Click here for a location map of Stonehouse Forest.

Map_Stonehouse ForestThe more than 50 separate parcels that make up Stonehouse Forest were acquired over decades by a European investor with a grand idea: to create an exotic game hunting reserve for a limited few to enjoy. The owner abandoned this plan, and in 2015 offered the community and you – the chance to purchase the land and save it for all to enjoy.

What makes Stonehouse Forest so special?

• Clean water begins in these unfragmented woods with natural ponds, bogs and five miles of streams.
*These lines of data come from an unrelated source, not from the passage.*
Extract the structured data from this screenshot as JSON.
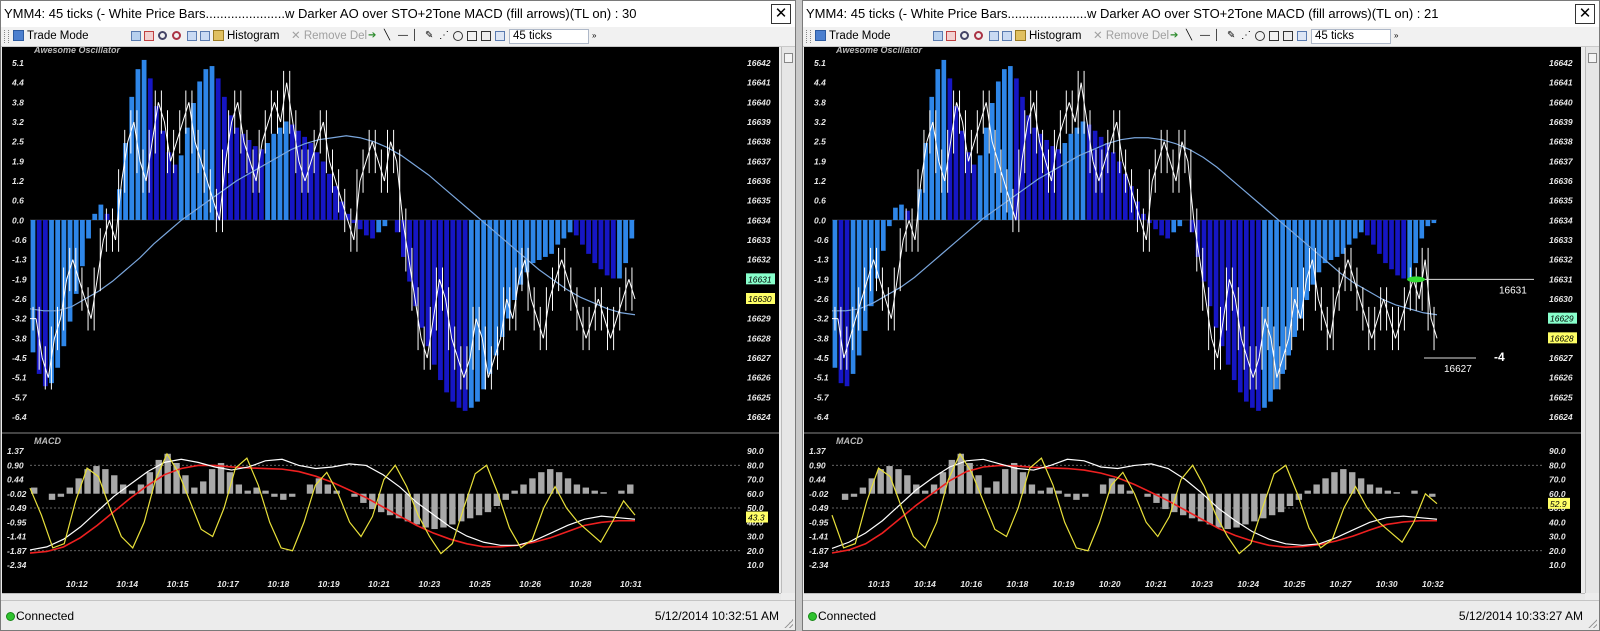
{
  "windows": [
    {
      "title": "YMM4: 45 ticks (- White Price Bars......................w Darker AO  over STO+2Tone MACD (fill arrows)(TL on) : 30",
      "toolbar": {
        "trade_mode": "Trade Mode",
        "histogram": "Histogram",
        "remove_del": "Remove Del",
        "interval": "45 ticks"
      },
      "status": "Connected",
      "timestamp": "5/12/2014 10:32:51 AM",
      "close_glyph": "✕"
    },
    {
      "title": "YMM4: 45 ticks (- White Price Bars......................w Darker AO  over STO+2Tone MACD (fill arrows)(TL on) : 21",
      "toolbar": {
        "trade_mode": "Trade Mode",
        "histogram": "Histogram",
        "remove_del": "Remove Del",
        "interval": "45 ticks"
      },
      "status": "Connected",
      "timestamp": "5/12/2014 10:33:27 AM",
      "close_glyph": "✕"
    }
  ],
  "colors": {
    "ao_light": "#2e86e8",
    "ao_dark": "#1616c4",
    "price_bar": "#ffffff",
    "ma_line": "#7aa6dc",
    "macd_hist": "#a8a8a8",
    "macd_line": "#ffffff",
    "signal_line": "#ee2020",
    "stoch_line": "#e8e03a",
    "last_price_label": "#ffff66",
    "prev_price_label": "#88ffcc"
  },
  "chart_data": [
    {
      "type": "bar",
      "panel": "Awesome Oscillator + price bars (left)",
      "title": "Awesome Oscillator",
      "left_axis_ticks": [
        "5.1",
        "4.4",
        "3.8",
        "3.2",
        "2.5",
        "1.9",
        "1.2",
        "0.6",
        "0.0",
        "-0.6",
        "-1.3",
        "-1.9",
        "-2.6",
        "-3.2",
        "-3.8",
        "-4.5",
        "-5.1",
        "-5.7",
        "-6.4"
      ],
      "right_axis_ticks": [
        "16642",
        "16641",
        "16640",
        "16639",
        "16638",
        "16637",
        "16636",
        "16635",
        "16634",
        "16633",
        "16632",
        "16631",
        "16630",
        "16629",
        "16628",
        "16627",
        "16626",
        "16625",
        "16624"
      ],
      "ao_ylim": [
        -6.4,
        5.1
      ],
      "price_ylim": [
        16624,
        16642
      ],
      "price_labels": [
        {
          "value": "16631",
          "kind": "prev"
        },
        {
          "value": "16630",
          "kind": "last"
        }
      ],
      "ao_values": [
        -4.3,
        -5.0,
        -5.4,
        -5.3,
        -4.8,
        -4.1,
        -3.3,
        -2.4,
        -1.5,
        -0.6,
        0.2,
        0.5,
        0.2,
        0.0,
        1.0,
        2.5,
        4.0,
        4.9,
        5.2,
        4.6,
        3.7,
        2.9,
        2.2,
        1.8,
        2.1,
        3.0,
        3.8,
        4.5,
        4.9,
        5.0,
        4.6,
        4.0,
        3.4,
        3.0,
        2.8,
        2.6,
        2.4,
        2.3,
        2.5,
        2.8,
        3.0,
        3.2,
        3.1,
        2.9,
        2.7,
        2.5,
        2.2,
        1.9,
        1.5,
        1.1,
        0.6,
        0.2,
        -0.1,
        -0.3,
        -0.5,
        -0.6,
        -0.4,
        -0.2,
        0.0,
        -0.4,
        -1.2,
        -2.0,
        -2.8,
        -3.5,
        -4.1,
        -4.7,
        -5.2,
        -5.6,
        -5.9,
        -6.1,
        -6.2,
        -6.1,
        -5.9,
        -5.5,
        -5.0,
        -4.4,
        -3.8,
        -3.2,
        -2.6,
        -2.1,
        -1.7,
        -1.4,
        -1.3,
        -1.2,
        -1.1,
        -0.8,
        -0.6,
        -0.4,
        -0.5,
        -0.8,
        -1.1,
        -1.4,
        -1.6,
        -1.8,
        -1.9,
        -1.9,
        -1.4,
        -0.6
      ],
      "price_closes": [
        16629,
        16627,
        16626,
        16628,
        16629,
        16631,
        16632,
        16631,
        16630,
        16629,
        16631,
        16633,
        16634,
        16633,
        16636,
        16638,
        16639,
        16637,
        16636,
        16638,
        16640,
        16639,
        16637,
        16638,
        16639,
        16640,
        16638,
        16637,
        16636,
        16635,
        16634,
        16637,
        16639,
        16640,
        16638,
        16637,
        16636,
        16638,
        16639,
        16640,
        16639,
        16641,
        16639,
        16637,
        16636,
        16637,
        16638,
        16639,
        16637,
        16636,
        16635,
        16634,
        16633,
        16636,
        16637,
        16638,
        16637,
        16636,
        16638,
        16637,
        16634,
        16632,
        16630,
        16628,
        16627,
        16629,
        16631,
        16630,
        16628,
        16627,
        16626,
        16627,
        16629,
        16628,
        16626,
        16627,
        16628,
        16630,
        16629,
        16631,
        16632,
        16630,
        16629,
        16628,
        16630,
        16631,
        16632,
        16631,
        16630,
        16629,
        16628,
        16629,
        16630,
        16629,
        16628,
        16629,
        16630,
        16631,
        16630
      ],
      "ma_values": [
        16629.5,
        16629.4,
        16629.4,
        16629.6,
        16630.0,
        16630.4,
        16630.9,
        16631.5,
        16632.1,
        16632.8,
        16633.4,
        16634.0,
        16634.5,
        16635.0,
        16635.5,
        16636.0,
        16636.4,
        16636.8,
        16637.2,
        16637.6,
        16637.9,
        16638.1,
        16638.2,
        16638.3,
        16638.2,
        16638.0,
        16637.7,
        16637.3,
        16636.8,
        16636.3,
        16635.7,
        16635.1,
        16634.5,
        16633.9,
        16633.3,
        16632.7,
        16632.1,
        16631.5,
        16631.0,
        16630.5,
        16630.1,
        16629.8,
        16629.5,
        16629.3,
        16629.2
      ],
      "x_label_ticks": []
    },
    {
      "type": "bar",
      "panel": "MACD + Stochastic (left)",
      "title": "MACD",
      "left_axis_ticks": [
        "1.37",
        "0.90",
        "0.44",
        "-0.02",
        "-0.49",
        "-0.95",
        "-1.41",
        "-1.87",
        "-2.34"
      ],
      "right_axis_ticks": [
        "90.0",
        "80.0",
        "70.0",
        "60.0",
        "50.0",
        "40.0",
        "30.0",
        "20.0",
        "10.0"
      ],
      "macd_ylim": [
        -2.34,
        1.37
      ],
      "stoch_ylim": [
        10,
        90
      ],
      "last_stoch_label": "43.3",
      "x_time_ticks": [
        "10:12",
        "10:14",
        "10:15",
        "10:17",
        "10:18",
        "10:19",
        "10:21",
        "10:23",
        "10:25",
        "10:26",
        "10:28",
        "10:31"
      ],
      "macd_hist": [
        0.2,
        0.0,
        -0.2,
        -0.1,
        0.2,
        0.5,
        0.8,
        0.9,
        0.8,
        0.6,
        0.3,
        0.1,
        0.3,
        0.7,
        1.1,
        1.3,
        1.0,
        0.6,
        0.2,
        0.4,
        0.8,
        1.0,
        0.7,
        0.3,
        0.1,
        0.2,
        0.1,
        -0.1,
        -0.2,
        -0.1,
        0.0,
        0.3,
        0.5,
        0.3,
        0.1,
        0.0,
        -0.1,
        -0.3,
        -0.5,
        -0.6,
        -0.7,
        -0.8,
        -0.9,
        -1.0,
        -1.1,
        -1.15,
        -1.1,
        -1.0,
        -0.9,
        -0.8,
        -0.7,
        -0.6,
        -0.4,
        -0.2,
        0.1,
        0.3,
        0.5,
        0.7,
        0.8,
        0.7,
        0.5,
        0.3,
        0.2,
        0.1,
        0.05,
        0.0,
        0.1,
        0.3
      ],
      "macd_line": [
        -1.85,
        -1.75,
        -1.5,
        -1.1,
        -0.6,
        -0.1,
        0.3,
        0.7,
        1.0,
        1.1,
        1.0,
        0.85,
        0.75,
        0.85,
        1.05,
        1.1,
        0.9,
        0.8,
        0.85,
        0.95,
        0.9,
        0.6,
        0.2,
        -0.3,
        -0.7,
        -1.1,
        -1.4,
        -1.6,
        -1.7,
        -1.7,
        -1.55,
        -1.3,
        -1.05,
        -0.85,
        -0.75,
        -0.8,
        -0.85
      ],
      "signal_line": [
        -1.95,
        -1.9,
        -1.75,
        -1.45,
        -1.05,
        -0.6,
        -0.15,
        0.25,
        0.6,
        0.8,
        0.9,
        0.9,
        0.85,
        0.82,
        0.8,
        0.78,
        0.7,
        0.55,
        0.35,
        0.1,
        -0.15,
        -0.45,
        -0.75,
        -1.05,
        -1.3,
        -1.5,
        -1.65,
        -1.75,
        -1.75,
        -1.7,
        -1.6,
        -1.45,
        -1.25,
        -1.05,
        -0.95,
        -0.9,
        -0.9
      ],
      "stoch_line": [
        64,
        45,
        22,
        25,
        55,
        78,
        72,
        50,
        30,
        22,
        40,
        70,
        88,
        75,
        55,
        35,
        30,
        50,
        78,
        85,
        66,
        40,
        22,
        20,
        40,
        66,
        75,
        60,
        40,
        30,
        44,
        70,
        80,
        65,
        45,
        30,
        18,
        25,
        50,
        74,
        80,
        60,
        36,
        22,
        28,
        50,
        65,
        50,
        40,
        33,
        26,
        40,
        55,
        45
      ]
    },
    {
      "type": "bar",
      "panel": "Awesome Oscillator + price bars (right)",
      "title": "Awesome Oscillator",
      "left_axis_ticks": [
        "5.1",
        "4.4",
        "3.8",
        "3.2",
        "2.5",
        "1.9",
        "1.2",
        "0.6",
        "0.0",
        "-0.6",
        "-1.3",
        "-1.9",
        "-2.6",
        "-3.2",
        "-3.8",
        "-4.5",
        "-5.1",
        "-5.7",
        "-6.4"
      ],
      "right_axis_ticks": [
        "16642",
        "16641",
        "16640",
        "16639",
        "16638",
        "16637",
        "16636",
        "16635",
        "16634",
        "16633",
        "16632",
        "16631",
        "16630",
        "16629",
        "16628",
        "16627",
        "16626",
        "16625",
        "16624"
      ],
      "ao_ylim": [
        -6.4,
        5.1
      ],
      "price_ylim": [
        16624,
        16642
      ],
      "price_labels": [
        {
          "value": "16629",
          "kind": "prev"
        },
        {
          "value": "16628",
          "kind": "last"
        }
      ],
      "annotations": {
        "upper_line": "16631",
        "lower_line": "16627",
        "diff": "-4"
      },
      "ao_values": [
        -4.8,
        -5.3,
        -5.4,
        -5.0,
        -4.4,
        -3.6,
        -2.8,
        -1.9,
        -1.0,
        -0.2,
        0.4,
        0.5,
        0.3,
        0.0,
        1.0,
        2.5,
        4.0,
        4.9,
        5.2,
        4.6,
        3.7,
        2.9,
        2.2,
        1.8,
        2.1,
        3.0,
        3.8,
        4.5,
        4.9,
        5.0,
        4.6,
        4.0,
        3.4,
        3.0,
        2.8,
        2.6,
        2.4,
        2.3,
        2.5,
        2.8,
        3.0,
        3.2,
        3.1,
        2.9,
        2.7,
        2.5,
        2.2,
        1.9,
        1.5,
        1.1,
        0.6,
        0.2,
        -0.1,
        -0.3,
        -0.5,
        -0.6,
        -0.4,
        -0.2,
        0.0,
        -0.4,
        -1.2,
        -2.0,
        -2.8,
        -3.5,
        -4.1,
        -4.7,
        -5.2,
        -5.6,
        -5.9,
        -6.1,
        -6.2,
        -6.1,
        -5.9,
        -5.5,
        -5.0,
        -4.4,
        -3.8,
        -3.2,
        -2.6,
        -2.1,
        -1.7,
        -1.4,
        -1.3,
        -1.2,
        -1.1,
        -0.8,
        -0.6,
        -0.4,
        -0.5,
        -0.8,
        -1.1,
        -1.4,
        -1.6,
        -1.8,
        -1.9,
        -1.9,
        -1.4,
        -0.6,
        -0.2,
        -0.1
      ],
      "price_closes": [
        16629,
        16627,
        16628,
        16629,
        16630,
        16631,
        16632,
        16631,
        16630,
        16629,
        16631,
        16633,
        16634,
        16633,
        16636,
        16638,
        16639,
        16637,
        16636,
        16638,
        16640,
        16639,
        16637,
        16638,
        16639,
        16640,
        16638,
        16637,
        16636,
        16635,
        16634,
        16637,
        16639,
        16640,
        16638,
        16637,
        16636,
        16638,
        16639,
        16640,
        16639,
        16641,
        16639,
        16637,
        16636,
        16637,
        16638,
        16639,
        16637,
        16636,
        16635,
        16634,
        16633,
        16636,
        16637,
        16638,
        16637,
        16636,
        16638,
        16637,
        16634,
        16632,
        16630,
        16628,
        16627,
        16629,
        16631,
        16630,
        16628,
        16627,
        16626,
        16627,
        16629,
        16628,
        16626,
        16627,
        16628,
        16630,
        16629,
        16631,
        16632,
        16630,
        16629,
        16628,
        16630,
        16631,
        16632,
        16631,
        16630,
        16629,
        16628,
        16629,
        16630,
        16629,
        16628,
        16629,
        16630,
        16631,
        16630,
        16632,
        16629,
        16628
      ],
      "ma_values": [
        16629.4,
        16629.4,
        16629.5,
        16629.8,
        16630.2,
        16630.6,
        16631.1,
        16631.7,
        16632.3,
        16632.9,
        16633.5,
        16634.1,
        16634.6,
        16635.1,
        16635.6,
        16636.1,
        16636.5,
        16636.9,
        16637.3,
        16637.6,
        16637.9,
        16638.1,
        16638.2,
        16638.2,
        16638.1,
        16637.9,
        16637.6,
        16637.2,
        16636.7,
        16636.1,
        16635.5,
        16634.9,
        16634.3,
        16633.7,
        16633.1,
        16632.5,
        16631.9,
        16631.3,
        16630.8,
        16630.4,
        16630.0,
        16629.7,
        16629.5,
        16629.3,
        16629.2
      ],
      "x_label_ticks": []
    },
    {
      "type": "bar",
      "panel": "MACD + Stochastic (right)",
      "title": "MACD",
      "left_axis_ticks": [
        "1.37",
        "0.90",
        "0.44",
        "-0.02",
        "-0.49",
        "-0.95",
        "-1.41",
        "-1.87",
        "-2.34"
      ],
      "right_axis_ticks": [
        "90.0",
        "80.0",
        "70.0",
        "60.0",
        "50.0",
        "40.0",
        "30.0",
        "20.0",
        "10.0"
      ],
      "macd_ylim": [
        -2.34,
        1.37
      ],
      "stoch_ylim": [
        10,
        90
      ],
      "last_stoch_label": "52.9",
      "x_time_ticks": [
        "10:13",
        "10:14",
        "10:16",
        "10:18",
        "10:19",
        "10:20",
        "10:21",
        "10:23",
        "10:24",
        "10:25",
        "10:27",
        "10:30",
        "10:32"
      ],
      "macd_hist": [
        0.0,
        -0.2,
        -0.1,
        0.2,
        0.5,
        0.8,
        0.9,
        0.8,
        0.6,
        0.3,
        0.1,
        0.3,
        0.7,
        1.1,
        1.3,
        1.0,
        0.6,
        0.2,
        0.4,
        0.8,
        1.0,
        0.7,
        0.3,
        0.1,
        0.2,
        0.1,
        -0.1,
        -0.2,
        -0.1,
        0.0,
        0.3,
        0.5,
        0.3,
        0.1,
        0.0,
        -0.1,
        -0.3,
        -0.5,
        -0.6,
        -0.7,
        -0.8,
        -0.9,
        -1.0,
        -1.1,
        -1.15,
        -1.1,
        -1.0,
        -0.9,
        -0.8,
        -0.7,
        -0.6,
        -0.4,
        -0.2,
        0.1,
        0.3,
        0.5,
        0.7,
        0.8,
        0.7,
        0.5,
        0.3,
        0.2,
        0.1,
        0.05,
        0.0,
        0.1,
        0.0,
        -0.1
      ],
      "macd_line": [
        -1.8,
        -1.6,
        -1.3,
        -0.9,
        -0.4,
        0.1,
        0.5,
        0.85,
        1.05,
        1.1,
        0.95,
        0.8,
        0.75,
        0.9,
        1.1,
        1.05,
        0.85,
        0.8,
        0.9,
        0.95,
        0.8,
        0.45,
        0.0,
        -0.5,
        -0.9,
        -1.25,
        -1.5,
        -1.65,
        -1.7,
        -1.65,
        -1.45,
        -1.2,
        -0.95,
        -0.8,
        -0.75,
        -0.8,
        -0.85
      ],
      "signal_line": [
        -1.95,
        -1.85,
        -1.65,
        -1.3,
        -0.85,
        -0.4,
        0.0,
        0.4,
        0.7,
        0.85,
        0.9,
        0.88,
        0.84,
        0.82,
        0.8,
        0.75,
        0.65,
        0.5,
        0.28,
        0.02,
        -0.25,
        -0.55,
        -0.85,
        -1.15,
        -1.38,
        -1.56,
        -1.7,
        -1.76,
        -1.74,
        -1.68,
        -1.56,
        -1.4,
        -1.2,
        -1.02,
        -0.94,
        -0.9,
        -0.9
      ],
      "stoch_line": [
        45,
        22,
        25,
        55,
        78,
        72,
        50,
        30,
        22,
        40,
        70,
        88,
        75,
        55,
        35,
        30,
        50,
        78,
        85,
        66,
        40,
        22,
        20,
        40,
        66,
        75,
        60,
        40,
        30,
        44,
        70,
        80,
        65,
        45,
        30,
        18,
        25,
        50,
        74,
        80,
        60,
        36,
        22,
        28,
        50,
        65,
        50,
        40,
        33,
        26,
        40,
        60,
        53
      ]
    }
  ]
}
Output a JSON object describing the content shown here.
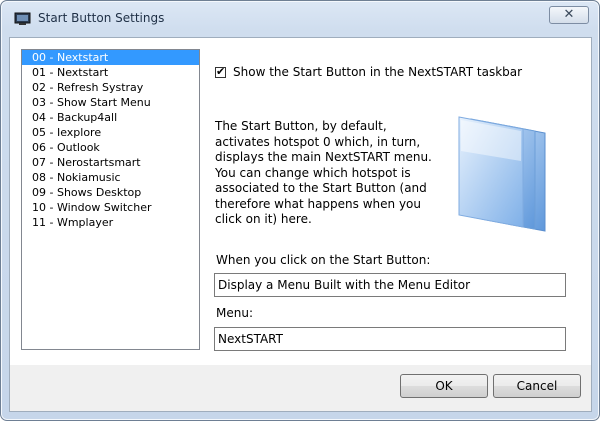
{
  "window": {
    "title": "Start Button Settings",
    "close_label": "✕"
  },
  "hotspots": [
    {
      "label": "00 - Nextstart",
      "selected": true
    },
    {
      "label": "01 - Nextstart",
      "selected": false
    },
    {
      "label": "02 - Refresh Systray",
      "selected": false
    },
    {
      "label": "03 - Show Start Menu",
      "selected": false
    },
    {
      "label": "04 - Backup4all",
      "selected": false
    },
    {
      "label": "05 - Iexplore",
      "selected": false
    },
    {
      "label": "06 - Outlook",
      "selected": false
    },
    {
      "label": "07 - Nerostartsmart",
      "selected": false
    },
    {
      "label": "08 - Nokiamusic",
      "selected": false
    },
    {
      "label": "09 - Shows Desktop",
      "selected": false
    },
    {
      "label": "10 - Window Switcher",
      "selected": false
    },
    {
      "label": "11 - Wmplayer",
      "selected": false
    }
  ],
  "settings": {
    "show_checkbox": {
      "checked": true,
      "label": "Show the Start Button in the NextSTART taskbar"
    },
    "description": "The Start Button, by default, activates hotspot 0 which, in turn, displays the main NextSTART menu. You can change which hotspot is associated to the Start Button (and therefore what happens when you click on it) here.",
    "on_click_label": "When you click on the Start Button:",
    "on_click_value": "Display a Menu Built with the Menu Editor",
    "menu_label": "Menu:",
    "menu_value": "NextSTART"
  },
  "buttons": {
    "ok": "OK",
    "cancel": "Cancel"
  },
  "colors": {
    "selection": "#3399ff",
    "title_bar": "#cfddee"
  }
}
In fact, Stonehouse Forest is the headwaters for Mendums Pond, eventually flowing to the Lamprey River and Great Bay.

• Wildlife thrive here, such as reclusive turtles and bobcats, migrating waterfowl like black duck, and our state’s largest mammals like moose and bear.

• Family-friendly recreation: Where “No Trespassing” signs once stood, welcome signs will invite you and your family to enjoy a trail network for hiking and exploring Stonehouse Forest.

• For the future: For all of these reasons, Town and regional partners have long-identified the Stonehouse Forest area as a conservation priority – saving this special place for today and future generations.

Thanks to our many partners and more than 425 individual donors, Stonehouse Forest has been saved for generations to come. THANK YOU!